Loyalty programs need to expand beyond being coupon delivery systems. In this era of green and sustainability, technology is now available for customers to no longer have to print a coupon to get the anticipated savings. This may not be viable for manufacturer coupons but certainly could work for a store specific one. How many coupons that are distributed through traditional means end up in the garbage? Why not have the potential coupon attached to the customer’s record when he swipes his loyalty card? Have you ever cut out or printed a coupon, went to make a purchase and then realized you forgot the coupon? Did you leave the item behind or purchase it anyway? Do the retailers get feedback on what coupons worked with what customers? If retailers really want coupons to drive revenue, and or provide value to their customers, it is time to rethink how they are distributed and redeemed.


MNB user Gary Loehr chimed in:

While I agree with you in principle, it is not as easy as you might think.
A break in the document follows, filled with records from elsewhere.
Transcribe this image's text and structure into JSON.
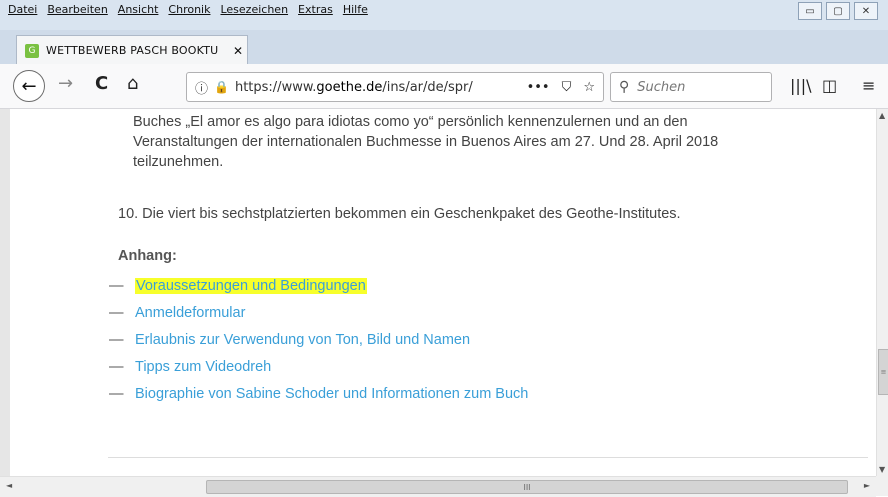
{
  "menu": [
    "Datei",
    "Bearbeiten",
    "Ansicht",
    "Chronik",
    "Lesezeichen",
    "Extras",
    "Hilfe"
  ],
  "window_controls": {
    "minimize": "▭",
    "maximize": "▢",
    "close": "✕"
  },
  "tab": {
    "title": "WETTBEWERB PASCH BOOKTU",
    "close": "✕"
  },
  "nav": {
    "back": "←",
    "forward": "→",
    "reload": "C",
    "home": "⌂",
    "info": "ⓘ",
    "lock": "🔒",
    "url_prefix": "https://www.",
    "url_domain": "goethe.de",
    "url_path": "/ins/ar/de/spr/",
    "more": "•••",
    "pocket": "⛉",
    "star": "☆",
    "search_placeholder": "Suchen",
    "library": "|||\\",
    "sidebar": "◫",
    "menu": "≡"
  },
  "content": {
    "para_lines": [
      "Buches „El amor es algo para idiotas como yo“ persönlich kennenzulernen und an den",
      "Veranstaltungen der internationalen Buchmesse in Buenos Aires am 27. Und 28. April 2018",
      "teilzunehmen."
    ],
    "item10": "10. Die viert bis sechstplatzierten bekommen ein Geschenkpaket des Geothe-Institutes.",
    "heading": "Anhang:",
    "dash": "—",
    "links": [
      "Voraussetzungen und Bedingungen",
      "Anmeldeformular",
      "Erlaubnis zur Verwendung von Ton, Bild und Namen",
      "Tipps zum Videodreh",
      "Biographie von Sabine Schoder und Informationen zum Buch"
    ]
  },
  "scroll": {
    "up": "▲",
    "down": "▼",
    "left": "◄",
    "right": "►",
    "grip": "≡",
    "hgrip": "III"
  }
}
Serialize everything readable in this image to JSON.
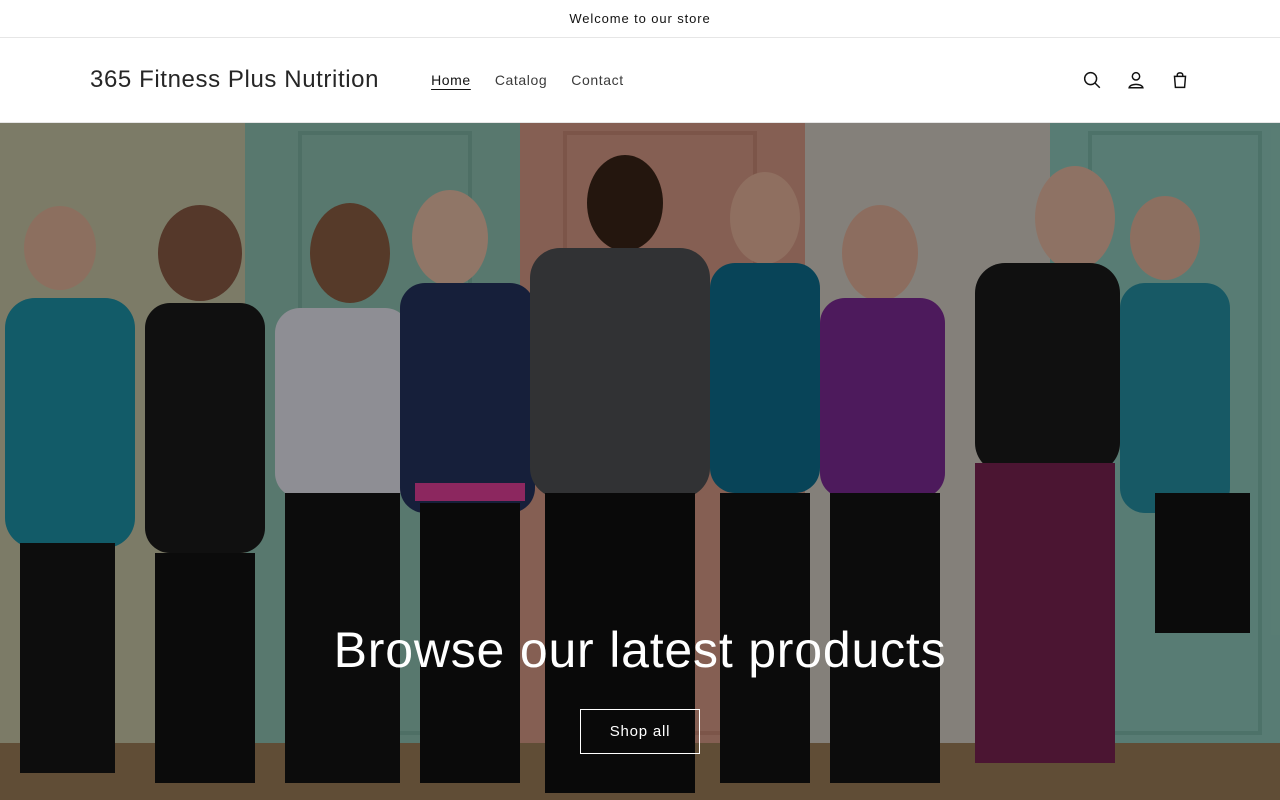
{
  "announcement": {
    "text": "Welcome to our store"
  },
  "header": {
    "logo": "365 Fitness Plus Nutrition",
    "nav": [
      {
        "label": "Home",
        "active": true
      },
      {
        "label": "Catalog",
        "active": false
      },
      {
        "label": "Contact",
        "active": false
      }
    ],
    "icons": [
      "search-icon",
      "account-icon",
      "cart-icon"
    ]
  },
  "hero": {
    "image": "group-of-women-in-workout-clothes",
    "title": "Browse our latest products",
    "button": "Shop all"
  },
  "colors": {
    "text": "#121212",
    "border": "#e6e6e6",
    "hero_text": "#ffffff"
  }
}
The largest retailer in the world does not have a frequent shopper card, nor do they have the Catalina system. Companies that provide self reported lists only represent those who respond to their surveys. The rest of the world of targeting is largely indexes projected to neighborhoods based on the “birds of a feather” theory of targeted marketing. Don’t forget many people want their privacy. They don’t want marketers and retailers to know everything about their lives. While I agree that there is a lot of room for improvement in targeting coupons and promotions in general, data sources will need to improve before a dog person will never get a cat coupon.




And, on another subject, MNB user Geoff Harper wrote:
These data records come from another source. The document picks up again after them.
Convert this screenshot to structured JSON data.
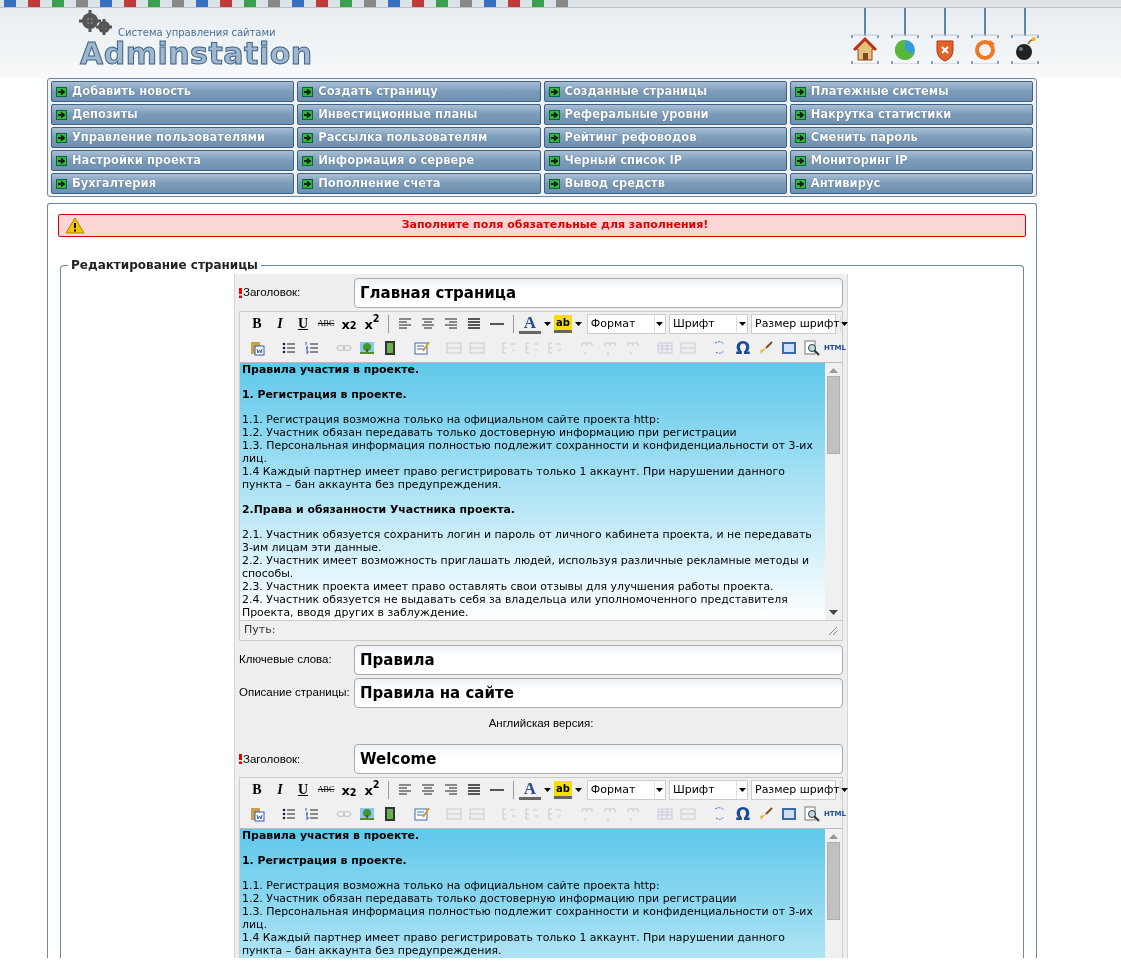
{
  "header": {
    "logo": {
      "tagline": "Система управления сайтами",
      "name": "Adminstation"
    },
    "quick_icons": [
      {
        "kind": "home"
      },
      {
        "kind": "chart"
      },
      {
        "kind": "shield"
      },
      {
        "kind": "refresh"
      },
      {
        "kind": "bomb"
      }
    ]
  },
  "menu": [
    "Добавить новость",
    "Создать страницу",
    "Созданные страницы",
    "Платежные системы",
    "Депозиты",
    "Инвестиционные планы",
    "Реферальные уровни",
    "Накрутка статистики",
    "Управление пользователями",
    "Рассылка пользователям",
    "Рейтинг рефоводов",
    "Сменить пароль",
    "Настройки проекта",
    "Информация о сервере",
    "Черный список IP",
    "Мониторинг IP",
    "Бухгалтерия",
    "Пополнение счета",
    "Вывод средств",
    "Антивирус"
  ],
  "alert": {
    "text": "Заполните поля обязательные для заполнения!"
  },
  "fieldset": {
    "legend": "Редактирование страницы"
  },
  "form": [
    {
      "kind": "field",
      "required": true,
      "label": "Заголовок:",
      "value": "Главная страница"
    },
    {
      "kind": "editor",
      "path_label": "Путь:",
      "toolbar": [
        [
          {
            "kind": "bold",
            "label": "B",
            "disabled": false
          },
          {
            "kind": "italic",
            "label": "I",
            "disabled": false
          },
          {
            "kind": "underline",
            "label": "U",
            "disabled": false
          },
          {
            "kind": "strike",
            "label": "ABC",
            "disabled": false
          },
          {
            "kind": "sub",
            "label": "x$_{2}$",
            "disabled": false
          },
          {
            "kind": "sup",
            "label": "x$^{2}$",
            "disabled": false
          },
          {
            "kind": "sep"
          },
          {
            "kind": "alignleft",
            "disabled": false
          },
          {
            "kind": "aligncenter",
            "disabled": false
          },
          {
            "kind": "alignright",
            "disabled": false
          },
          {
            "kind": "justify",
            "disabled": false
          },
          {
            "kind": "rule",
            "disabled": false
          },
          {
            "kind": "sep"
          },
          {
            "kind": "color",
            "label": "A",
            "disabled": false
          },
          {
            "kind": "highlight",
            "label": "ab",
            "disabled": false
          },
          {
            "kind": "select",
            "label": "Формат"
          },
          {
            "kind": "select",
            "label": "Шрифт"
          },
          {
            "kind": "select",
            "label": "Размер шрифт"
          }
        ],
        [
          {
            "kind": "paste",
            "disabled": false
          },
          {
            "kind": "sep"
          },
          {
            "kind": "bullets",
            "disabled": false
          },
          {
            "kind": "numbering",
            "disabled": false
          },
          {
            "kind": "sep"
          },
          {
            "kind": "link",
            "disabled": true
          },
          {
            "kind": "picture",
            "disabled": false
          },
          {
            "kind": "film",
            "disabled": false
          },
          {
            "kind": "sep"
          },
          {
            "kind": "form",
            "disabled": false
          },
          {
            "kind": "sep"
          },
          {
            "kind": "cells",
            "disabled": true
          },
          {
            "kind": "cells",
            "disabled": true
          },
          {
            "kind": "sep"
          },
          {
            "kind": "rows",
            "disabled": true
          },
          {
            "kind": "rows",
            "disabled": true
          },
          {
            "kind": "rows",
            "disabled": true
          },
          {
            "kind": "sep"
          },
          {
            "kind": "cols",
            "disabled": true
          },
          {
            "kind": "cols",
            "disabled": true
          },
          {
            "kind": "cols",
            "disabled": true
          },
          {
            "kind": "sep"
          },
          {
            "kind": "grid",
            "disabled": true
          },
          {
            "kind": "cells",
            "disabled": true
          },
          {
            "kind": "sep"
          },
          {
            "kind": "replace",
            "disabled": false
          },
          {
            "kind": "omega",
            "label": "Ω",
            "disabled": false
          },
          {
            "kind": "brush",
            "disabled": false
          },
          {
            "kind": "block",
            "disabled": false
          },
          {
            "kind": "preview",
            "disabled": false
          },
          {
            "kind": "html",
            "label": "HTML",
            "disabled": false
          }
        ]
      ],
      "content": [
        {
          "kind": "heading",
          "text": "Правила участия в проекте."
        },
        {
          "kind": "heading",
          "text": "1. Регистрация в проекте."
        },
        {
          "kind": "line",
          "text": "1.1. Регистрация возможна только на официальном сайте проекта http:"
        },
        {
          "kind": "line",
          "text": "1.2. Участник обязан передавать только достоверную информацию при регистрации"
        },
        {
          "kind": "line",
          "text": "1.3. Персональная информация полностью подлежит сохранности и конфиденциальности от 3-их лиц."
        },
        {
          "kind": "line",
          "text": "1.4 Каждый партнер имеет право регистрировать только 1 аккаунт. При нарушении данного пункта – бан аккаунта без предупреждения."
        },
        {
          "kind": "heading",
          "text": "2.Права и обязанности Участника проекта."
        },
        {
          "kind": "line",
          "text": "2.1. Участник обязуется сохранить логин и пароль от личного кабинета проекта, и не передавать 3-им лицам эти данные."
        },
        {
          "kind": "line",
          "text": "2.2. Участник имеет возможность приглашать людей, используя различные рекламные методы и способы."
        },
        {
          "kind": "line",
          "text": "2.3. Участник проекта имеет право оставлять свои отзывы для улучшения работы проекта."
        },
        {
          "kind": "line",
          "text": "2.4. Участник обязуется не выдавать себя за владельца или уполномоченного представителя Проекта, вводя других в заблуждение."
        }
      ]
    },
    {
      "kind": "field",
      "required": false,
      "label": "Ключевые слова:",
      "value": "Правила"
    },
    {
      "kind": "field",
      "required": false,
      "label": "Описание страницы:",
      "value": "Правила на сайте"
    },
    {
      "kind": "caption",
      "text": "Английская версия:"
    },
    {
      "kind": "field",
      "required": true,
      "label": "Заголовок:",
      "value": "Welcome"
    },
    {
      "kind": "editor",
      "toolbar": [
        [
          {
            "kind": "bold",
            "label": "B",
            "disabled": false
          },
          {
            "kind": "italic",
            "label": "I",
            "disabled": false
          },
          {
            "kind": "underline",
            "label": "U",
            "disabled": false
          },
          {
            "kind": "strike",
            "label": "ABC",
            "disabled": false
          },
          {
            "kind": "sub",
            "label": "x$_{2}$",
            "disabled": false
          },
          {
            "kind": "sup",
            "label": "x$^{2}$",
            "disabled": false
          },
          {
            "kind": "sep"
          },
          {
            "kind": "alignleft",
            "disabled": false
          },
          {
            "kind": "aligncenter",
            "disabled": false
          },
          {
            "kind": "alignright",
            "disabled": false
          },
          {
            "kind": "justify",
            "disabled": false
          },
          {
            "kind": "rule",
            "disabled": false
          },
          {
            "kind": "sep"
          },
          {
            "kind": "color",
            "label": "A",
            "disabled": false
          },
          {
            "kind": "highlight",
            "label": "ab",
            "disabled": false
          },
          {
            "kind": "select",
            "label": "Формат"
          },
          {
            "kind": "select",
            "label": "Шрифт"
          },
          {
            "kind": "select",
            "label": "Размер шрифт"
          }
        ],
        [
          {
            "kind": "paste",
            "disabled": false
          },
          {
            "kind": "sep"
          },
          {
            "kind": "bullets",
            "disabled": false
          },
          {
            "kind": "numbering",
            "disabled": false
          },
          {
            "kind": "sep"
          },
          {
            "kind": "link",
            "disabled": true
          },
          {
            "kind": "picture",
            "disabled": false
          },
          {
            "kind": "film",
            "disabled": false
          },
          {
            "kind": "sep"
          },
          {
            "kind": "form",
            "disabled": false
          },
          {
            "kind": "sep"
          },
          {
            "kind": "cells",
            "disabled": true
          },
          {
            "kind": "cells",
            "disabled": true
          },
          {
            "kind": "sep"
          },
          {
            "kind": "rows",
            "disabled": true
          },
          {
            "kind": "rows",
            "disabled": true
          },
          {
            "kind": "rows",
            "disabled": true
          },
          {
            "kind": "sep"
          },
          {
            "kind": "cols",
            "disabled": true
          },
          {
            "kind": "cols",
            "disabled": true
          },
          {
            "kind": "cols",
            "disabled": true
          },
          {
            "kind": "sep"
          },
          {
            "kind": "grid",
            "disabled": true
          },
          {
            "kind": "cells",
            "disabled": true
          },
          {
            "kind": "sep"
          },
          {
            "kind": "replace",
            "disabled": false
          },
          {
            "kind": "omega",
            "label": "Ω",
            "disabled": false
          },
          {
            "kind": "brush",
            "disabled": false
          },
          {
            "kind": "block",
            "disabled": false
          },
          {
            "kind": "preview",
            "disabled": false
          },
          {
            "kind": "html",
            "label": "HTML",
            "disabled": false
          }
        ]
      ],
      "content": [
        {
          "kind": "heading",
          "text": "Правила участия в проекте."
        },
        {
          "kind": "heading",
          "text": "1. Регистрация в проекте."
        },
        {
          "kind": "line",
          "text": "1.1. Регистрация возможна только на официальном сайте проекта http:"
        },
        {
          "kind": "line",
          "text": "1.2. Участник обязан передавать только достоверную информацию при регистрации"
        },
        {
          "kind": "line",
          "text": "1.3. Персональная информация полностью подлежит сохранности и конфиденциальности от 3-их лиц."
        },
        {
          "kind": "line",
          "text": "1.4 Каждый партнер имеет право регистрировать только 1 аккаунт. При нарушении данного пункта – бан аккаунта без предупреждения."
        }
      ]
    }
  ]
}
Every time I hear that a company (like Hannaford, whom I respect) is offering voluntary severance packages, I wonder what the people who leave were doing, and how the work continues to get done. Now the reminder that the National Retail Federation coined the term "Cyber Monday" because people returned to work and shopped from their desks. I guess that answers the question!

Not sure that is entirely fair. It implies that people who are going through a voluntary severance are not hard workers, and that people who go on Amazon or other e-commerce sites from their offices aren’t smart, innovative and highly engaged employees.
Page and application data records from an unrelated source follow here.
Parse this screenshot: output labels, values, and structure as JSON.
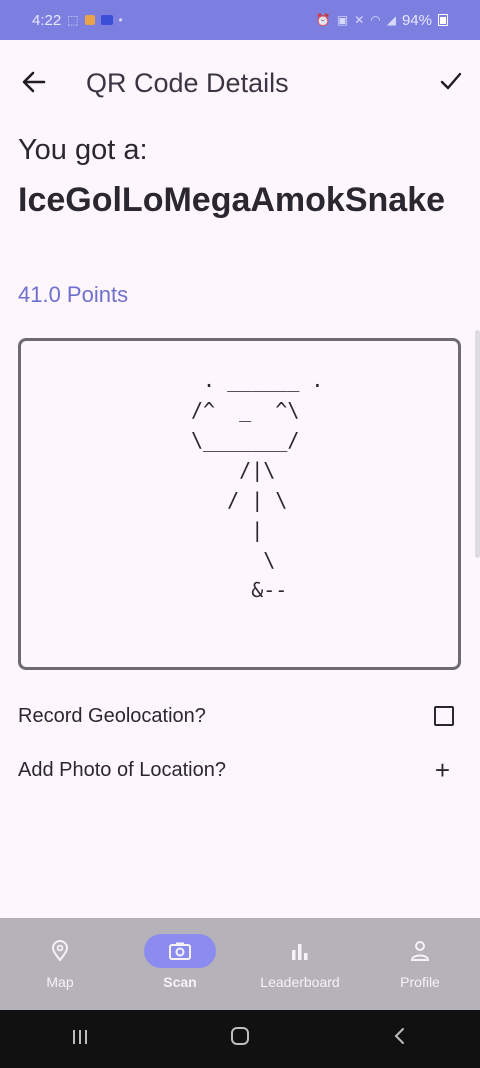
{
  "status_bar": {
    "time": "4:22",
    "battery": "94%"
  },
  "app_bar": {
    "back_icon": "arrow-left-icon",
    "title": "QR Code Details",
    "confirm_icon": "checkmark-icon"
  },
  "result": {
    "prefix": "You got a:",
    "name": "IceGolLoMegaAmokSnake",
    "points": "41.0 Points"
  },
  "visual": {
    "art": " . ______ .\n/^  _  ^\\\n\\_______/\n    /|\\\n   / | \\\n     |\n      \\\n     &--"
  },
  "options": [
    {
      "label": "Record Geolocation?",
      "control": "checkbox",
      "checked": false
    },
    {
      "label": "Add Photo of Location?",
      "control": "plus-icon"
    }
  ],
  "bottom_nav": [
    {
      "label": "Map",
      "icon": "map-pin-icon",
      "active": false
    },
    {
      "label": "Scan",
      "icon": "camera-icon",
      "active": true
    },
    {
      "label": "Leaderboard",
      "icon": "bar-chart-icon",
      "active": false
    },
    {
      "label": "Profile",
      "icon": "person-icon",
      "active": false
    }
  ],
  "colors": {
    "accent": "#6f6fd0",
    "status_bar": "#7d7fe0",
    "nav_active_pill": "#8c8cf0",
    "nav_bg": "#b5b3b9"
  }
}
We live in a new world, where even people of excellence have employment issues, and where multitasking employees are able to order some Christmas presents while getting all of their work done.




Finally, I commented the other day that it doesn’t really matter how you define the word “recession” – it seems clear to me and a lot of consumers that no matter how you measure it, we’re in one.

Nice thought out response, Kevin. From everything that I've read a recession has an exact definition of 2 consecutive quarters of negative growth in GDP. Though things may "feel" like a recession technically, and by definition we are not in one until the 2 consecutive quarter mark is hit. Your response is kind of like holding a 12 oz. can of Coke in your hand and saying, "Don't care how you measure it. This is one cup of soda."

Not only are you wrong, your blissful ignorance fuels consumer hysteria that the sky is falling.


Well, if I’m going to be ignorant, I’d just as soon be blissful about it. There’s nothing worse than a bitter, miserable ignoramus.

I’m flattered that you think I have the kind of juice that fuels consumer hysteria. But you are missing the point…if for no other reason that consumer hysteria doesn’t need much fueling these days. (Though I might argue with the word “hysteria,” which doesn’t seem accurate. There seems to be a lot of concern and worry, but not too much hysteria. Not yet, anyway.)

Consumers have realized that we’ve been in a recessionary environment for months, and it seems to me that while legislators and economists have debated technical definitions, they managed to ignore the real and serious problems that we face. And I wonder to what extent some retailers and manufacturers convinced themselves that this was just a temporary dip in the economy, instead of the more serious circumstance in which we find ourselves.

KC's View: